With all that energy spent getting nowhere, Aaron did not record anything for Toussaint again until he cut "Baby I'm A Want You", a cover of the David Gates and Bread lightweight pop hit, which Sansu got Mercury to release, but nobody much a-wanted to buy. That fact insured that the highly enjoyable flip side, "Mojo Hannah", certainly a more visceral, get-down affair, would go unnoticed. Hearing it on this single version (Rounder issued a different mix on their CD, The Classic Aaron Neville: My Greatest Gift) was a revelation, with the Meters and Aaron in a harder-edged, Southern rock mode. From the butt-kicking intro on, it was a shake and bake take, sliced, diced and deeply funky-fried by that incredible rhythm section. As the label attests, Toussaint enlisted Wardell Quezergue for the punchy horn arrangement; and you can hear brother Art on backing vocal along with, possibly, Willie West. As with many Sansu productions of this period, the track was probably recorded in either Atlanta or Macon, GA, as Cosimo's studio was no longer in operation; and Toussaint and Sehorn's own studio, Sea-Saint, had yet to open.
For more on the origins of this tune, written about a decade earlier by Andre Williams and Clarence and Barbara Paul (rather than the mystery folks named in the label credits) check my post on Tami Lynn's own hot version, which came out the previous year. Maybe Tami gave them an inspiration to cover it; or it could have come to them via family friend and otherwise bad-boy influence, Larry Williams, who had recorded it a few years earlier as "Louisiana Hannah".
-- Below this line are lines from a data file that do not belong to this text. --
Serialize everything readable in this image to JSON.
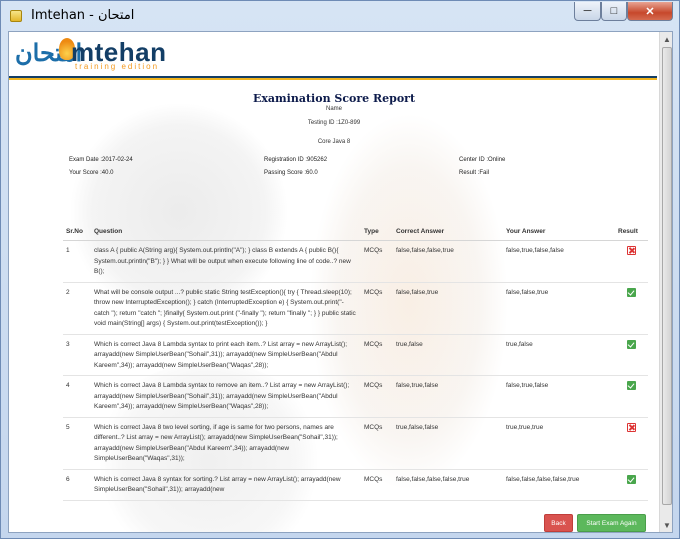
{
  "window": {
    "title": "Imtehan - امتحان"
  },
  "logo": {
    "arabic": "امتحان",
    "english": "mtehan",
    "subtitle": "training edition"
  },
  "report": {
    "title": "Examination Score Report",
    "name_label": "Name",
    "testing_id": "Testing ID :1Z0-899",
    "exam_name": "Core Java 8",
    "exam_date": "Exam Date :2017-02-24",
    "registration_id": "Registration ID :905262",
    "center_id": "Center ID :Online",
    "your_score": "Your Score :40.0",
    "passing_score": "Passing Score :60.0",
    "result": "Result :Fail"
  },
  "table": {
    "headers": {
      "sr": "Sr.No",
      "question": "Question",
      "type": "Type",
      "correct": "Correct Answer",
      "yours": "Your Answer",
      "result": "Result"
    },
    "rows": [
      {
        "sr": "1",
        "question": "class A { public A(String arg){ System.out.println(\"A\"); } class B extends A { public B(){ System.out.println(\"B\"); } } What will be output when execute following line of code..? new B();",
        "type": "MCQs",
        "correct": "false,false,false,true",
        "yours": "false,true,false,false",
        "status": "fail"
      },
      {
        "sr": "2",
        "question": "What will be console output ...? public static String testException(){ try { Thread.sleep(10); throw new InterruptedException(); } catch (InterruptedException e) { System.out.print(\"-catch \"); return \"catch \"; }finally{ System.out.print (\"-finally \"); return \"finally \"; } } public static void main(String[] args) { System.out.print(testException()); }",
        "type": "MCQs",
        "correct": "false,false,true",
        "yours": "false,false,true",
        "status": "pass"
      },
      {
        "sr": "3",
        "question": "Which is correct Java 8 Lambda syntax to print each item..? List array = new ArrayList(); arrayadd(new SimpleUserBean(\"Sohail\",31)); arrayadd(new SimpleUserBean(\"Abdul Kareem\",34)); arrayadd(new SimpleUserBean(\"Waqas\",28));",
        "type": "MCQs",
        "correct": "true,false",
        "yours": "true,false",
        "status": "pass"
      },
      {
        "sr": "4",
        "question": "Which is correct Java 8 Lambda syntax to remove an item..? List array = new ArrayList(); arrayadd(new SimpleUserBean(\"Sohail\",31)); arrayadd(new SimpleUserBean(\"Abdul Kareem\",34)); arrayadd(new SimpleUserBean(\"Waqas\",28));",
        "type": "MCQs",
        "correct": "false,true,false",
        "yours": "false,true,false",
        "status": "pass"
      },
      {
        "sr": "5",
        "question": "Which is correct Java 8 two level sorting, if age is same for two persons, names are different..? List array = new ArrayList(); arrayadd(new SimpleUserBean(\"Sohail\",31)); arrayadd(new SimpleUserBean(\"Abdul Kareem\",34)); arrayadd(new SimpleUserBean(\"Waqas\",31));",
        "type": "MCQs",
        "correct": "true,false,false",
        "yours": "true,true,true",
        "status": "fail"
      },
      {
        "sr": "6",
        "question": "Which is correct Java 8 syntax for sorting.? List array = new ArrayList(); arrayadd(new SimpleUserBean(\"Sohail\",31)); arrayadd(new",
        "type": "MCQs",
        "correct": "false,false,false,false,true",
        "yours": "false,false,false,false,true",
        "status": "pass"
      }
    ]
  },
  "buttons": {
    "back": "Back",
    "start_again": "Start Exam Again"
  },
  "colors": {
    "back": "#d9534f",
    "start_again": "#5cb85c",
    "brand_navy": "#133e66",
    "brand_orange": "#f39a20"
  }
}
The next year Toussaint produced another Meters-backed 45 on Aaron, the classic "Hercules" b/w "Going Home". The top side was an atmospheric, Curtis Mayfield-inspired groove with Aaron smoothly delivering a ghetto tale. Though it too failed to register, it has become over the decades an object of collector-cult devotion. He didn't record solo again until re-cutting "Tell It Like It Is" with the Chocolate Milk* rhythm section for Toussaint in 1976, which was released as an Island single, backed with "Been So Wrong". That was the year Aaron and his three brothers made their historic Antilles LP of Mardi Gras Indian songs,The Wild Tchoupitoulas, with their uncle, George 'Big Chief Jolly' Landry, and the Meters musical backing. The next year, Aaron recorded "The Greatest Love" b/w "Performance" for Polydor, again accompanied by Chocolate Milk, which did well in the New Orleans area. By then, or soon thereafter, Art and Cyril exited the Meters and joined up with Aaron and Charles to form the Neville Brothers band, and have kept the musical family together for three decades and counting.
^ Thanks to Dwight Richards for this information - see the comments section.